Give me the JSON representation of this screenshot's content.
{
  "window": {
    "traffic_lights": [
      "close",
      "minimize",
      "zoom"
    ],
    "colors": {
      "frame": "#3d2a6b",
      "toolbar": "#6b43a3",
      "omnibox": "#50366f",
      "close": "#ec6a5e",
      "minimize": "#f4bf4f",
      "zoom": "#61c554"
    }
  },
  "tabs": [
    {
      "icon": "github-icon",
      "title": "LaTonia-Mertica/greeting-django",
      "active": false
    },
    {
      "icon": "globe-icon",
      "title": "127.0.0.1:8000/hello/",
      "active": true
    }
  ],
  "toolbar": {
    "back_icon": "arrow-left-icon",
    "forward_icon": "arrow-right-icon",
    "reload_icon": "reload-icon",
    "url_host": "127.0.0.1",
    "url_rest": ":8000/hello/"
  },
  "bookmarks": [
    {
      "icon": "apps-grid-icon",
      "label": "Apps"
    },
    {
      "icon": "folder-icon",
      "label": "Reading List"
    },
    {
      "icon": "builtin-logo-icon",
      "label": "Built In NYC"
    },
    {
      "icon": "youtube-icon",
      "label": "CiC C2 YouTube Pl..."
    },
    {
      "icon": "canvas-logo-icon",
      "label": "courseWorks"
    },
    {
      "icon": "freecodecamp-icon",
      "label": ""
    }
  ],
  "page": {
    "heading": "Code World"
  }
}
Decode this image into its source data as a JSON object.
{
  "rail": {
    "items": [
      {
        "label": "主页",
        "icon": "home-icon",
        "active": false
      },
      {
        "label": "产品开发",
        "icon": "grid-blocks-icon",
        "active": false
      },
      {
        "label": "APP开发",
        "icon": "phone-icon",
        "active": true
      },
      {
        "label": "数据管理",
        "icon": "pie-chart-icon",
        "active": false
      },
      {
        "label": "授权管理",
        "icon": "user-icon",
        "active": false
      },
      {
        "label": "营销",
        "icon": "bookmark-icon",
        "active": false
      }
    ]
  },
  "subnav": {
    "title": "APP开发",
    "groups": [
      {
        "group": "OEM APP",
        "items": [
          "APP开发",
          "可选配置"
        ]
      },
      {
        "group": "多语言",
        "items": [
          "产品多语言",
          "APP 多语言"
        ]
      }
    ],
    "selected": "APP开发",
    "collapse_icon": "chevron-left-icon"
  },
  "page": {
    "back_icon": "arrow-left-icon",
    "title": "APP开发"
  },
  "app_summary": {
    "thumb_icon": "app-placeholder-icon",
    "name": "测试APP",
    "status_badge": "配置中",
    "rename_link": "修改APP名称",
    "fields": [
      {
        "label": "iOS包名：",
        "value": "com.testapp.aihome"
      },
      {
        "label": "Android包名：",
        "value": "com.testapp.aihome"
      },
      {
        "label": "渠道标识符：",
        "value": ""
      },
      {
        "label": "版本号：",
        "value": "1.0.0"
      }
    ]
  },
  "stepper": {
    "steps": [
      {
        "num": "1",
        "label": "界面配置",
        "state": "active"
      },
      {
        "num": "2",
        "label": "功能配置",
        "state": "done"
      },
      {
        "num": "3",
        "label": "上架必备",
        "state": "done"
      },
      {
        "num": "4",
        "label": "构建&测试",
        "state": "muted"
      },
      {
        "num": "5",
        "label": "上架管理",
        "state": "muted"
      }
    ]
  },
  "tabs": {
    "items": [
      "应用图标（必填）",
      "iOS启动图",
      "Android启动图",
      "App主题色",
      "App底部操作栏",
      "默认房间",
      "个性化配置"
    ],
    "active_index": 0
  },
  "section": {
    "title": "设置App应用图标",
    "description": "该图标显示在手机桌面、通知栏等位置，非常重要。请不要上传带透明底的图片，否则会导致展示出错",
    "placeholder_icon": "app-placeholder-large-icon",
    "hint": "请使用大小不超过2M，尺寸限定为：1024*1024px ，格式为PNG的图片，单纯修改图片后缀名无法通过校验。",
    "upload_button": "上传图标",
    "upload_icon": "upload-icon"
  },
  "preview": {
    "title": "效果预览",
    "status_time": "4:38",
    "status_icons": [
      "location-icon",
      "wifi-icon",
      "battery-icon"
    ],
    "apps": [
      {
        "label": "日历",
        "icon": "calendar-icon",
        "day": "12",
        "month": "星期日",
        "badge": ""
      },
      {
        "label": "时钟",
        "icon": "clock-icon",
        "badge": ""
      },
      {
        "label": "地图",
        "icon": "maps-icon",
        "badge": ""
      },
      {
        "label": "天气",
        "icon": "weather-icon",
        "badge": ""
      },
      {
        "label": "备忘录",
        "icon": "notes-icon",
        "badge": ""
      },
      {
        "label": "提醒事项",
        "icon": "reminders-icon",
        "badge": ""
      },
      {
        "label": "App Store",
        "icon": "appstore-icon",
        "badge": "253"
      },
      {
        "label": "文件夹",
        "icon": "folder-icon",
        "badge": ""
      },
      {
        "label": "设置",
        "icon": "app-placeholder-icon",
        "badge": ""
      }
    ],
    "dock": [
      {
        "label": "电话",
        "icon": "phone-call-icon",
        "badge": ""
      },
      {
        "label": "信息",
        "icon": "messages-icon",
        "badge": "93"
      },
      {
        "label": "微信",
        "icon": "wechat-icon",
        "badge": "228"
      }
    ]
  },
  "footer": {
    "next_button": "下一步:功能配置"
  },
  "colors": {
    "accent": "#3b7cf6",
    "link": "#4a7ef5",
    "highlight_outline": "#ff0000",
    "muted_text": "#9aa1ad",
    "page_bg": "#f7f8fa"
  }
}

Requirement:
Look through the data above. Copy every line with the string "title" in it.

Exercise output:
      "title": "LaTonia-Mertica/greeting-django",
      "title": "127.0.0.1:8000/hello/",
    "title": "APP开发",
    "title": "APP开发"
    "title": "设置App应用图标",
    "title": "效果预览",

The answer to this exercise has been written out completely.